#### [TASK TO COMPLETE]
For the records below, say how many lines contain the string "this". Give no other text.

#### [EXERCISE DATA]
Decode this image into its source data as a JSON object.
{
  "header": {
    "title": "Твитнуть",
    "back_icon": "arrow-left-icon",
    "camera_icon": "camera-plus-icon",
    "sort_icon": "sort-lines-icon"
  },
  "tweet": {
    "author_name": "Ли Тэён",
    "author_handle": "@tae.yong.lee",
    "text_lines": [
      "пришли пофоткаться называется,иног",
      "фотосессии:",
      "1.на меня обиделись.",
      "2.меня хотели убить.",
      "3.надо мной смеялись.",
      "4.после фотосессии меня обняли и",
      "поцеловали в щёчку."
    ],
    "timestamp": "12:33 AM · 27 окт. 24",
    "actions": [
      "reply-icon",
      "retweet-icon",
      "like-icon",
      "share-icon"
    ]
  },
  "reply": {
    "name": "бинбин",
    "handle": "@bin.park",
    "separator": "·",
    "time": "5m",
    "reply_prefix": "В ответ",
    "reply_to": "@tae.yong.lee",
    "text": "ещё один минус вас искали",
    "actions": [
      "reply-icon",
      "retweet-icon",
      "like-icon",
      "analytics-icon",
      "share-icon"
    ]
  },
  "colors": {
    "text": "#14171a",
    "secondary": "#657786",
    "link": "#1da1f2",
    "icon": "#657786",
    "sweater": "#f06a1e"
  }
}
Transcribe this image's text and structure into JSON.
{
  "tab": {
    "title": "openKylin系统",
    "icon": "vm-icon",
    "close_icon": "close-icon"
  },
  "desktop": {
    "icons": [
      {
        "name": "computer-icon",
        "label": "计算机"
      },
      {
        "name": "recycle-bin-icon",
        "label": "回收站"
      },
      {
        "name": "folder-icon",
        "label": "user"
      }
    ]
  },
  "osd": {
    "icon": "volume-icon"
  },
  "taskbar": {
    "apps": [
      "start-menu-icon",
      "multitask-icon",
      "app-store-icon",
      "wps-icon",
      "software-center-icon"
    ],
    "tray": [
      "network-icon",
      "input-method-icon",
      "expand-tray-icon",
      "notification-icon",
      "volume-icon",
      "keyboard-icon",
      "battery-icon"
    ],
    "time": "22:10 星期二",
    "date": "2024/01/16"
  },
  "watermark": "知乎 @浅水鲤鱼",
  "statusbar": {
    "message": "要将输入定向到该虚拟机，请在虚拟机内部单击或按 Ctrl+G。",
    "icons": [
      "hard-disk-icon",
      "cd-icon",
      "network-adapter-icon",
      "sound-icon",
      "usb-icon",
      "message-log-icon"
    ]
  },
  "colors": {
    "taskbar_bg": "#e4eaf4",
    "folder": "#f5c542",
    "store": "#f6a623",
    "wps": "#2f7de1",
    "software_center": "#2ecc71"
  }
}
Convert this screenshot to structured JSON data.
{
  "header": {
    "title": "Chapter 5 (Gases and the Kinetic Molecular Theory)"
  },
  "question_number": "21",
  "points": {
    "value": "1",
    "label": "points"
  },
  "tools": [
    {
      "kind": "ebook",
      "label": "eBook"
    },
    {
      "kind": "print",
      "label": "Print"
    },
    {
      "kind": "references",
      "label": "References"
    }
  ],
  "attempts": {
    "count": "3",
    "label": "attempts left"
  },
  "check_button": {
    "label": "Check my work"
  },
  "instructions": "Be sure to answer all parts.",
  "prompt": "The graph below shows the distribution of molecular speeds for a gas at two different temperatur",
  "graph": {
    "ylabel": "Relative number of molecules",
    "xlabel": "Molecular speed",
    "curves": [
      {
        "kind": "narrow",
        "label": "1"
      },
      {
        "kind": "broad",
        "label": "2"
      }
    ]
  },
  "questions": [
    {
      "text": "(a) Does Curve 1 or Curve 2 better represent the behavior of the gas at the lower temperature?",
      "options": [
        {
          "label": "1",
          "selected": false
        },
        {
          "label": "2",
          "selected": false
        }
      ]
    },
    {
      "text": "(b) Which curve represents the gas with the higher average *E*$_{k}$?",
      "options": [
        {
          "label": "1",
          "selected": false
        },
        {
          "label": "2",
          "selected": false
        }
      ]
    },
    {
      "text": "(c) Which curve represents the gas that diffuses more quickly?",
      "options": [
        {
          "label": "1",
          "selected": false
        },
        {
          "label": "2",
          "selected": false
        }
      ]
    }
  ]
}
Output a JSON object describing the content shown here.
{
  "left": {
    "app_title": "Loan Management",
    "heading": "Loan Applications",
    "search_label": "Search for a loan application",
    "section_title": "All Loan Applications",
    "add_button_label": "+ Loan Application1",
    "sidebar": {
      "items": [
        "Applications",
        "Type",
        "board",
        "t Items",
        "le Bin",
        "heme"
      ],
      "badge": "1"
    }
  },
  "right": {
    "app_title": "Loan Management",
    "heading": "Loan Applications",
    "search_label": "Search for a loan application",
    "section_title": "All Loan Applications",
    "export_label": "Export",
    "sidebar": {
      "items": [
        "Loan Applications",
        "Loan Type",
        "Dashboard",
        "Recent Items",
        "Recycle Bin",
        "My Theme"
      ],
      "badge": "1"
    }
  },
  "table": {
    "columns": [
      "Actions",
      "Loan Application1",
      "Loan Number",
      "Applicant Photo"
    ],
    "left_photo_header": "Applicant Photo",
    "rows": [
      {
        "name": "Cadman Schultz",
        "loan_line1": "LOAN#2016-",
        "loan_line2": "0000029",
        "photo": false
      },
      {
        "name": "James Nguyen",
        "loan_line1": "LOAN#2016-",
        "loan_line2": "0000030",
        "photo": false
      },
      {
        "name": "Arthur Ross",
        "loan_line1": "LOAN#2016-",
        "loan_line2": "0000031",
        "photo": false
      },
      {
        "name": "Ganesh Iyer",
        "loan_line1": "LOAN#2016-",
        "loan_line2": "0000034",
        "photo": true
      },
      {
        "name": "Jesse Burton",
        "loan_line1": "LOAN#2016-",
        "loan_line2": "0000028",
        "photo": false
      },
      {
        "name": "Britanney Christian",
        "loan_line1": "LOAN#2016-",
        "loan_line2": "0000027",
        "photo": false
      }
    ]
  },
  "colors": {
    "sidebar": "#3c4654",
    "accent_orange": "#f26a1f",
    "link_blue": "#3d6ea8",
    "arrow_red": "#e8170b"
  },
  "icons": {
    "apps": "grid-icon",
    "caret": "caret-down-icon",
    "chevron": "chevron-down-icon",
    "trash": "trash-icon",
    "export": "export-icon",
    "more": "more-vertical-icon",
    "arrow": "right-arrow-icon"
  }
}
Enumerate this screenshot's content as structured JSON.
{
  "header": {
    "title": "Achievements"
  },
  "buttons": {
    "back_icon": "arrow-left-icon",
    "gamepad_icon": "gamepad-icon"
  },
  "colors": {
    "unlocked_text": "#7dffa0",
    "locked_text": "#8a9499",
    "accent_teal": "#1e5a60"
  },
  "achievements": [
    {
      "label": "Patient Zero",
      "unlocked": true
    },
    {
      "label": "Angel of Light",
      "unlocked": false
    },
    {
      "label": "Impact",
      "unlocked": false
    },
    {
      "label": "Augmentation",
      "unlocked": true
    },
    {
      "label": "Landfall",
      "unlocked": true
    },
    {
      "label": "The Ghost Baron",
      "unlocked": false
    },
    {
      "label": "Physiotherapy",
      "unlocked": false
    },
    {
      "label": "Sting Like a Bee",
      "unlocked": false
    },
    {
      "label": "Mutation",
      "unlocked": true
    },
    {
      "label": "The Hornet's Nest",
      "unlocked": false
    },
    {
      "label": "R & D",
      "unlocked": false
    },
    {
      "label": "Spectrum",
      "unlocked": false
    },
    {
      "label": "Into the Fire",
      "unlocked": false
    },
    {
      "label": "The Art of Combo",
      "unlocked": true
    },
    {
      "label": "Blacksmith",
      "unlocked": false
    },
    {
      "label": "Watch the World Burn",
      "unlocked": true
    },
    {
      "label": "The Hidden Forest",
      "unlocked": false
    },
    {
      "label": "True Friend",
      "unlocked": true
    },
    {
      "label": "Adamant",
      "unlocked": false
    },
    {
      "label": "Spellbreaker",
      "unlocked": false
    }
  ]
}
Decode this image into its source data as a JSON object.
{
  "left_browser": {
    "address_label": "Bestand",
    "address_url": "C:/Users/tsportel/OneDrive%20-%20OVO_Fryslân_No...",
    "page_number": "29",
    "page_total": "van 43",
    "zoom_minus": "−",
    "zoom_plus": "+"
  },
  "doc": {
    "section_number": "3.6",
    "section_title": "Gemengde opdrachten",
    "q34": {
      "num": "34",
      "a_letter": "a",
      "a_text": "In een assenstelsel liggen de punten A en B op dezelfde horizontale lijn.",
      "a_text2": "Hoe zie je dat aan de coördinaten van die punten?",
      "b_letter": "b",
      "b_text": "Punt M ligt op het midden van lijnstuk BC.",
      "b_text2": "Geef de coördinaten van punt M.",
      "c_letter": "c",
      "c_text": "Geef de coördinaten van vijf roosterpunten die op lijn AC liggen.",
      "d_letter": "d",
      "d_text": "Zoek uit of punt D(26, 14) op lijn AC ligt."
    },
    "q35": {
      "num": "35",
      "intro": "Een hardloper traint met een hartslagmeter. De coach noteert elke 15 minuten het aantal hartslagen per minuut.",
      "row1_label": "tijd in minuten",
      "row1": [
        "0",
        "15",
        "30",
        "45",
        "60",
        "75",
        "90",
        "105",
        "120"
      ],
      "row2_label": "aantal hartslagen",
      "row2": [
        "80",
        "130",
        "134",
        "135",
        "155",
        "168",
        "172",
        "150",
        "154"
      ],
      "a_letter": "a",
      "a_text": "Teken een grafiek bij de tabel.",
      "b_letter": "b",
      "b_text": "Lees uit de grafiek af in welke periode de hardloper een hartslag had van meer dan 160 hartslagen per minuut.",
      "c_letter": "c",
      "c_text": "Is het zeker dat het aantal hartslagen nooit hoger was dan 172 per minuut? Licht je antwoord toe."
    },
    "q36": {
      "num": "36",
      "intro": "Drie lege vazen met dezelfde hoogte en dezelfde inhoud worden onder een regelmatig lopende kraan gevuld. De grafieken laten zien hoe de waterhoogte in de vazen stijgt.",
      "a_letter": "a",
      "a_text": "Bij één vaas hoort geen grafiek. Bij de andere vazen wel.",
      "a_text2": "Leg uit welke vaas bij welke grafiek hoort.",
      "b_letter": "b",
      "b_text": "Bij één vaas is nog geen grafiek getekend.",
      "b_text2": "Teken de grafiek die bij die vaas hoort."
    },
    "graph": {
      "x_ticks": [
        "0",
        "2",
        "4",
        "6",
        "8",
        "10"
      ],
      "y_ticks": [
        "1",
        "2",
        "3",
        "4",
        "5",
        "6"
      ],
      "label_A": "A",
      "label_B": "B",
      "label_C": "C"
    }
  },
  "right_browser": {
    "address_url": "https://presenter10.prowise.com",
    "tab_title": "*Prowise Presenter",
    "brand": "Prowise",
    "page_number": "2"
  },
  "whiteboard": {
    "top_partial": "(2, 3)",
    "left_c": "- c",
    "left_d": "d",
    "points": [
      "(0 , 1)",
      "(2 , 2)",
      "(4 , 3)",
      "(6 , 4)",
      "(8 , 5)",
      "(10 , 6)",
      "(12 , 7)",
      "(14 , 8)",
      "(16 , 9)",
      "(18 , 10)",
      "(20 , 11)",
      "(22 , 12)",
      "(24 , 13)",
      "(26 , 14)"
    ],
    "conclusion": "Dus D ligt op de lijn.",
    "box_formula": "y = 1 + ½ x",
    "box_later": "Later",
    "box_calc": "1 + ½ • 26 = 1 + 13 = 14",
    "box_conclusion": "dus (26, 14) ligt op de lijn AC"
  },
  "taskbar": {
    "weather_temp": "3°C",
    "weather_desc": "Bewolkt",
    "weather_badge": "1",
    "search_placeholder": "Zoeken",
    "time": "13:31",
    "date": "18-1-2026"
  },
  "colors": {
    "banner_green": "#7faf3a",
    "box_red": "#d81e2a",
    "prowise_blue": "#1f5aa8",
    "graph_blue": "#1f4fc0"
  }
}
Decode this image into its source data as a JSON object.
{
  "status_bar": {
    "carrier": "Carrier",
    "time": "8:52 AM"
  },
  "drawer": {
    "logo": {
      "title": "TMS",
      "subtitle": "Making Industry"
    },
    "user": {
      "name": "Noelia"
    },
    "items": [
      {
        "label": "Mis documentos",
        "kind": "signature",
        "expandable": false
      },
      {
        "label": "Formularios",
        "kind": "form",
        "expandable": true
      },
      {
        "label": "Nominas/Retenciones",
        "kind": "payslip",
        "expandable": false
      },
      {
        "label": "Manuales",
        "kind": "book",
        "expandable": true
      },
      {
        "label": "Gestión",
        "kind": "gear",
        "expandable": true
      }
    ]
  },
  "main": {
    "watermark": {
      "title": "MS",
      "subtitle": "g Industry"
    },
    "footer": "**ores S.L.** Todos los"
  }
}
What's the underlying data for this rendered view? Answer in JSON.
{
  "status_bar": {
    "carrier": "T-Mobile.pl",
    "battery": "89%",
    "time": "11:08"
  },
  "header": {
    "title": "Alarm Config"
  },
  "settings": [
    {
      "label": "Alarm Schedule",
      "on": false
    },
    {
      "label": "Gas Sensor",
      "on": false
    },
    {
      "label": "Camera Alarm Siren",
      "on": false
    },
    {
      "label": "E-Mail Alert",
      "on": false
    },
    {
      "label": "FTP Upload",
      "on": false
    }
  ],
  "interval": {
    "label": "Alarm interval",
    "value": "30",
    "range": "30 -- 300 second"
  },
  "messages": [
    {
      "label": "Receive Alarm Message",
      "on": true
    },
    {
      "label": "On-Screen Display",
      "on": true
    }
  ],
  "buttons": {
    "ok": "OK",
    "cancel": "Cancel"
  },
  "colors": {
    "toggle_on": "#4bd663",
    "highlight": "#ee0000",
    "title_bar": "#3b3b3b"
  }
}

#### [ANSWER BOX]
7